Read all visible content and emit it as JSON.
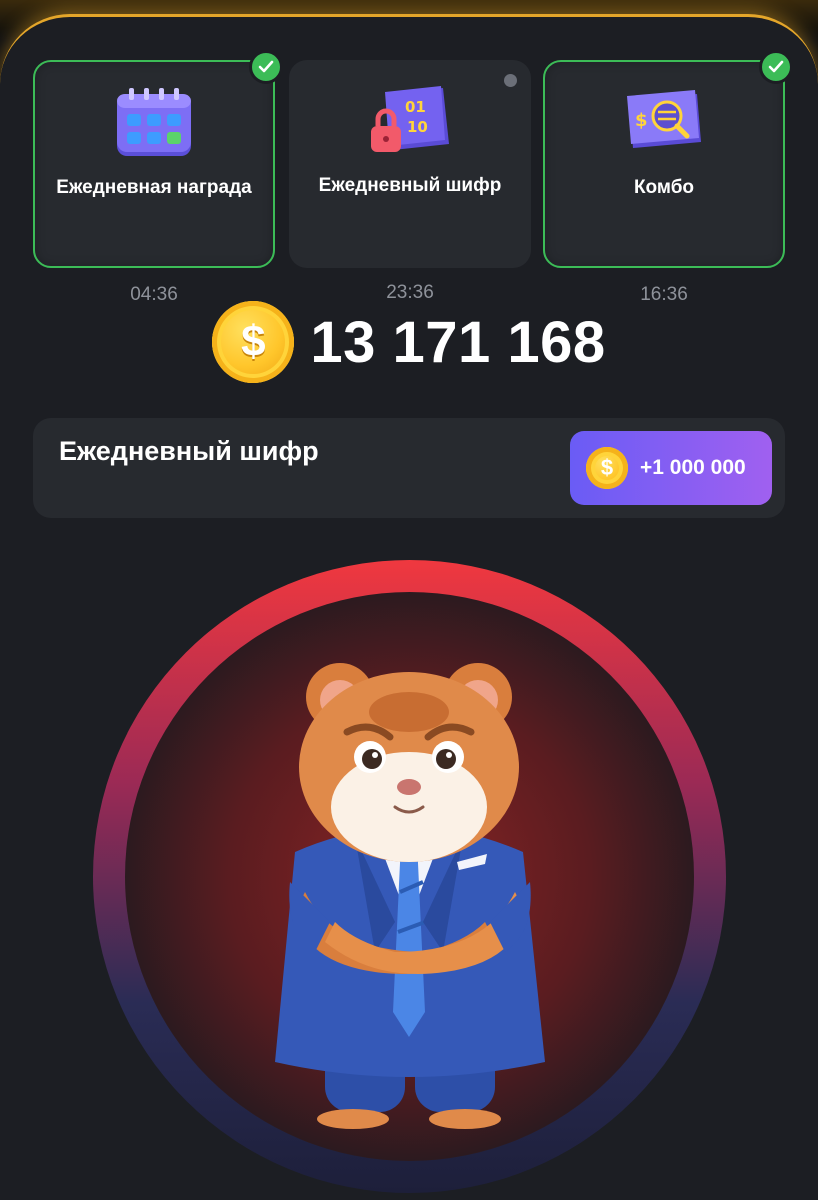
{
  "daily_cards": [
    {
      "title": "Ежедневная награда",
      "time": "04:36",
      "completed": true,
      "icon": "calendar-icon"
    },
    {
      "title": "Ежедневный шифр",
      "time": "23:36",
      "completed": false,
      "icon": "cipher-lock-icon"
    },
    {
      "title": "Комбо",
      "time": "16:36",
      "completed": true,
      "icon": "combo-card-icon"
    }
  ],
  "balance": {
    "amount": "13 171 168",
    "icon": "dollar-coin-icon"
  },
  "cipher": {
    "label": "Ежедневный шифр",
    "reward": "+1 000 000"
  },
  "colors": {
    "accent_green": "#3cbc57",
    "gold": "#ffc62b",
    "purple_start": "#6a5cf5",
    "purple_end": "#a060f0",
    "ring_red": "#f0383f"
  }
}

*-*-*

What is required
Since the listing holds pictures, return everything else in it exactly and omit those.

Solution for this exercise
Read all visible content and emit it as JSON.
{
  "daily_cards": [
    {
      "title": "Ежедневная награда",
      "time": "04:36",
      "completed": true,
      "icon": "calendar-icon"
    },
    {
      "title": "Ежедневный шифр",
      "time": "23:36",
      "completed": false,
      "icon": "cipher-lock-icon"
    },
    {
      "title": "Комбо",
      "time": "16:36",
      "completed": true,
      "icon": "combo-card-icon"
    }
  ],
  "balance": {
    "amount": "13 171 168",
    "icon": "dollar-coin-icon"
  },
  "cipher": {
    "label": "Ежедневный шифр",
    "reward": "+1 000 000"
  },
  "colors": {
    "accent_green": "#3cbc57",
    "gold": "#ffc62b",
    "purple_start": "#6a5cf5",
    "purple_end": "#a060f0",
    "ring_red": "#f0383f"
  }
}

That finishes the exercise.